Sacco said the library invites others to partner with it to set up more events, and asks only that the library’s new logo for the events series be used. The logo includes the phrase “Tolerance, Diversity, Equity, Justice.”

Such events are important, she said, because Voorheesville’s community isn’t very diverse, but the rest of the Capital Region is, and has a good amount of Muslims. Saleem-Ismail agreed, describing the area as homogenous in terms of race and religion.

United States Census data from 2010 says the Town of New Scotland had a population that was 96.5 percent white, 0.6 percent black, 0.2 percent American Indian, 1.1 percent Asian, 0.1 percent Pacific Islander, and 1.7 percent Latino. Albany County had a population that was 78.2 percent white, 12.7 percent black, 0.2 percent American Indian, 4.8 percent Asian, no recorded percentage of Pacific Islander, and 4.9 percent Latino.

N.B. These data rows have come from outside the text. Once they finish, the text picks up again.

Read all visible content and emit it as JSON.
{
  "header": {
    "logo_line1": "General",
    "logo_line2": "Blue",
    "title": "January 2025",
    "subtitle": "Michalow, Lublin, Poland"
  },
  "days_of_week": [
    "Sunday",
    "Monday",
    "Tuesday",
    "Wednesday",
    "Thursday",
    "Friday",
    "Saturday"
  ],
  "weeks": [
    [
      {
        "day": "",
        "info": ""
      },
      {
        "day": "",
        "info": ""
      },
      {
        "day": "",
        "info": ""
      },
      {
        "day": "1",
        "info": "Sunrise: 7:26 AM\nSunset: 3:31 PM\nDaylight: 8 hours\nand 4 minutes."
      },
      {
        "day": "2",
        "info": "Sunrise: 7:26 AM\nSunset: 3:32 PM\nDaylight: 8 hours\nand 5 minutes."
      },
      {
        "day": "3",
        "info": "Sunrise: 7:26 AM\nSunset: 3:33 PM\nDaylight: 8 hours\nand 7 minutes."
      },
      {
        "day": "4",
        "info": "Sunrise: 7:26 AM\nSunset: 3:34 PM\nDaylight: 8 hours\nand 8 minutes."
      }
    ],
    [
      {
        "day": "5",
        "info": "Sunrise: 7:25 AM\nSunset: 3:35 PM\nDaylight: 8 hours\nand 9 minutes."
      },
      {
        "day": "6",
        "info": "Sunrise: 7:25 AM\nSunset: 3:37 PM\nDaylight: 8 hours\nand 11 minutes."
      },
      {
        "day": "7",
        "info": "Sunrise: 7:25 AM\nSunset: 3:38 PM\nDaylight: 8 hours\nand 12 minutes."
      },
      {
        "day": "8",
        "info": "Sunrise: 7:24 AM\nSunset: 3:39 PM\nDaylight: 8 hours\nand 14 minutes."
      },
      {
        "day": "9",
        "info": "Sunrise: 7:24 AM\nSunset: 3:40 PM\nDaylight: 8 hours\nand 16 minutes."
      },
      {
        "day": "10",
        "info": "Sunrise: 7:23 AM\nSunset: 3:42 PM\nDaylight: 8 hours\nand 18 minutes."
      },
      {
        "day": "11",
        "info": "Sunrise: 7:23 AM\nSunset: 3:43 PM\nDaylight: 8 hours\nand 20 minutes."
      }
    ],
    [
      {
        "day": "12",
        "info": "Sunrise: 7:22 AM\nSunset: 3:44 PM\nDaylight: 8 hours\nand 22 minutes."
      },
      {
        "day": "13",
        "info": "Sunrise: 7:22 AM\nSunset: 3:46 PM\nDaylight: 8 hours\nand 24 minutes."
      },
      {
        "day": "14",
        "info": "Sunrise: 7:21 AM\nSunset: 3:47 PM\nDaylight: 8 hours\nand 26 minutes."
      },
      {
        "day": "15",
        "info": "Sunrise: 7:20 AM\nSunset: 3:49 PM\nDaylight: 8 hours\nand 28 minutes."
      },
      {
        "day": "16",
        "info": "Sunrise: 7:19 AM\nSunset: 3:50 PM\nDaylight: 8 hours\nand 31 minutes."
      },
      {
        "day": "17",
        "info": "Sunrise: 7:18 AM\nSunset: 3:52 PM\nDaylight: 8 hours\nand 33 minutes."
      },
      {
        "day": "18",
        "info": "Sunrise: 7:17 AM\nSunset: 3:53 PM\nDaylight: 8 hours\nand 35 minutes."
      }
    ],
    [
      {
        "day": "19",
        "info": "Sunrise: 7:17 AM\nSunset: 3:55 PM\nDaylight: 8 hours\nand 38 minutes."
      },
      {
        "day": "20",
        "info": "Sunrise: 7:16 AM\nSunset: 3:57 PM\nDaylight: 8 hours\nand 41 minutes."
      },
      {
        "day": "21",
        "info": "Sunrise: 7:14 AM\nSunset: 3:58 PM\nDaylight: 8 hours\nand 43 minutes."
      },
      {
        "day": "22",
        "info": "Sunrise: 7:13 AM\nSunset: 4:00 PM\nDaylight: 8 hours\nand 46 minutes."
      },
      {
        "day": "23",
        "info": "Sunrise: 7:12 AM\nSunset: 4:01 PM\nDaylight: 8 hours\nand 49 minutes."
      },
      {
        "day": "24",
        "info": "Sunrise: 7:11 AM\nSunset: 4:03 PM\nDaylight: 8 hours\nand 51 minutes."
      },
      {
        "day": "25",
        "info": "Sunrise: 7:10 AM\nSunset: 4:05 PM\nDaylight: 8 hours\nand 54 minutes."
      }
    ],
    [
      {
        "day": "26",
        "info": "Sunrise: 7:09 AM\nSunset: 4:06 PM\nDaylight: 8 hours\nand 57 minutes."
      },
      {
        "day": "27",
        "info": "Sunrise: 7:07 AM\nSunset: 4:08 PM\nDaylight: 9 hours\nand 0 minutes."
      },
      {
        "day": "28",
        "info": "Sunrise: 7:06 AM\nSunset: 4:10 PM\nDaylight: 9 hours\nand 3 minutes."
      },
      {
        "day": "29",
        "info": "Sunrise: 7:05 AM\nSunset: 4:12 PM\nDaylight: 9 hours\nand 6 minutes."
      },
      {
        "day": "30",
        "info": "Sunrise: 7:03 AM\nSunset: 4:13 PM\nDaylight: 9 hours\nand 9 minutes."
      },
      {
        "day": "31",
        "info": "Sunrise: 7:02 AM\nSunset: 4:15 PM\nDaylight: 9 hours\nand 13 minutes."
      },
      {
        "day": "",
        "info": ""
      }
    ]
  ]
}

State Education Department data for the 2015-16 school year says the Voorheesville School District had a student population that was 92.2 percent white, 0.9 percent black, 2.8 percent Asian or Pacific Islander, 2.2 percent Latino, and 1.6 percent multiracial. Albany County schools had a student population that was 58.5 percent white, 21 percent black, 8.4 percent Asian or Pacific Islander, 8.1 percent Latino, and 3.9 percent multiracial.

Fighting misconceptions

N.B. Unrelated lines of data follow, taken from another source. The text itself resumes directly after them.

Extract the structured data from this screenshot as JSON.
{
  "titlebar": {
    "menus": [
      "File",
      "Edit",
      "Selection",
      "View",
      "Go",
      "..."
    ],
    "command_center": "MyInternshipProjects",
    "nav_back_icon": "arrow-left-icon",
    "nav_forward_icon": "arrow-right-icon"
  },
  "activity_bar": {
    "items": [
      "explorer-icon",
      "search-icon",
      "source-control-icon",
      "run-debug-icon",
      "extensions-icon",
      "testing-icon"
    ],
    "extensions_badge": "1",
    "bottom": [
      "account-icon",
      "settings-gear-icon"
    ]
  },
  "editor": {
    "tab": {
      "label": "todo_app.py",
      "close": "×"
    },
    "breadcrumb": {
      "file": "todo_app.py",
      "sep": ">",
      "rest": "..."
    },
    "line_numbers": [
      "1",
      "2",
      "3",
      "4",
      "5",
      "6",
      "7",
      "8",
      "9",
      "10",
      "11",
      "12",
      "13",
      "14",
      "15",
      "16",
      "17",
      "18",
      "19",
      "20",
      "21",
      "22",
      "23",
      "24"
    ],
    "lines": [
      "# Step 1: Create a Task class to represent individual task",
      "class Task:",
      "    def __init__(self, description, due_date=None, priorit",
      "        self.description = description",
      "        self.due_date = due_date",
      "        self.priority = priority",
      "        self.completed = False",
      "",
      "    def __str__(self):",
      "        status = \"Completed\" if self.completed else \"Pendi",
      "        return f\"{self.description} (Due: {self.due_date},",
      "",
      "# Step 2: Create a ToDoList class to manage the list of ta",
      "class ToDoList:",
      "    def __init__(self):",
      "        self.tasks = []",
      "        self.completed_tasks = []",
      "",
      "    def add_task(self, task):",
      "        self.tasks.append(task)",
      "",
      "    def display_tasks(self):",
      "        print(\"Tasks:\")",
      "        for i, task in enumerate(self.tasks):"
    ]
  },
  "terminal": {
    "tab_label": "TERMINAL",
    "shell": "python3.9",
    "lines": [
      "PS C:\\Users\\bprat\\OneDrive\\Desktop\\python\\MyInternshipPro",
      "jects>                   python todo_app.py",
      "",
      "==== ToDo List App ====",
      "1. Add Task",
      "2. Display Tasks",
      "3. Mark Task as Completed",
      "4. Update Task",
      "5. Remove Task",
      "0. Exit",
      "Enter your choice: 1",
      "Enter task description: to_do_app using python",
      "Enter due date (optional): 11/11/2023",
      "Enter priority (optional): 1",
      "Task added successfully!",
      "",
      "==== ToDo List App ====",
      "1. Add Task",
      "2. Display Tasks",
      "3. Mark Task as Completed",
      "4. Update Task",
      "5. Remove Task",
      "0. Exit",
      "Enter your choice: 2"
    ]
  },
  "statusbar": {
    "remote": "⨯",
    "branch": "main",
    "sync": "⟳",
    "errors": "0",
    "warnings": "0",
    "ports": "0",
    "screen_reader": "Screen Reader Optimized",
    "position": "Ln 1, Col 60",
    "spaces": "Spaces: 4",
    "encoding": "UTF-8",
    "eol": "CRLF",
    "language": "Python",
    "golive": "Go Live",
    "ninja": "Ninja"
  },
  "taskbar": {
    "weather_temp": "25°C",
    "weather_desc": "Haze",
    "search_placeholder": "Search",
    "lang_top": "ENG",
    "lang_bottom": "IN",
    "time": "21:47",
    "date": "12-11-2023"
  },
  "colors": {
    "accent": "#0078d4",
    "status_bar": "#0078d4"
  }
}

Saleem-Ismail believes events like the Jan. 29 forum can broaden perspectives and fight prejudice, but understands that someone with an opposite viewpoint may not be changed by one or two of these events, but perhaps it will make him or her think about it.

“I am a firm believer in the power of personal connections to break down barriers and build bridges to promote unity,” she said.

She said she’d like her upcoming presentation to help people understand more about Islam and dispel misconceptions about it, such as that women are oppressed under Islam. She said that this is largely perceived from cultural — not religious — practices in other countries.

“It comes as a surprise to most that, since the 1400s, Muslim women have been able to own property and businesses, engage in financial transactions, vote, receive an inheritance, obtain an education and participate in legal affairs,” she said.

She also said many do not realize that Islam is classified alongside Christianity and Judaism as an Abrahamic religion, and that Jesus and the Virgin Mary are both revered in Islam.

“Many people are unaware of how highly respected Jesus (peace be upon him) is in Islam,” she said.


“What It Means to be a Muslim,” featuring Fazana Saleem-Ismail will take place Sunday, Jan. 29, at 2p.m. at the First United Methodist Church of Voorheesville at 68 Maple Ave.

Corrected on Jan. 24, 2017: The title for Fazana Saleem-Ismail was corrected from chairwoman of the Capital District Coalition Against Islamophobia to chairwoman of its Community Outreach Committee.

More News

The Altamont Enterprise is focused on hyper-local, high-quality journalism. We produce free election guides, curate readers' opinion pieces, and engage with important local issues. Subscriptions open full access to our work and make it possible.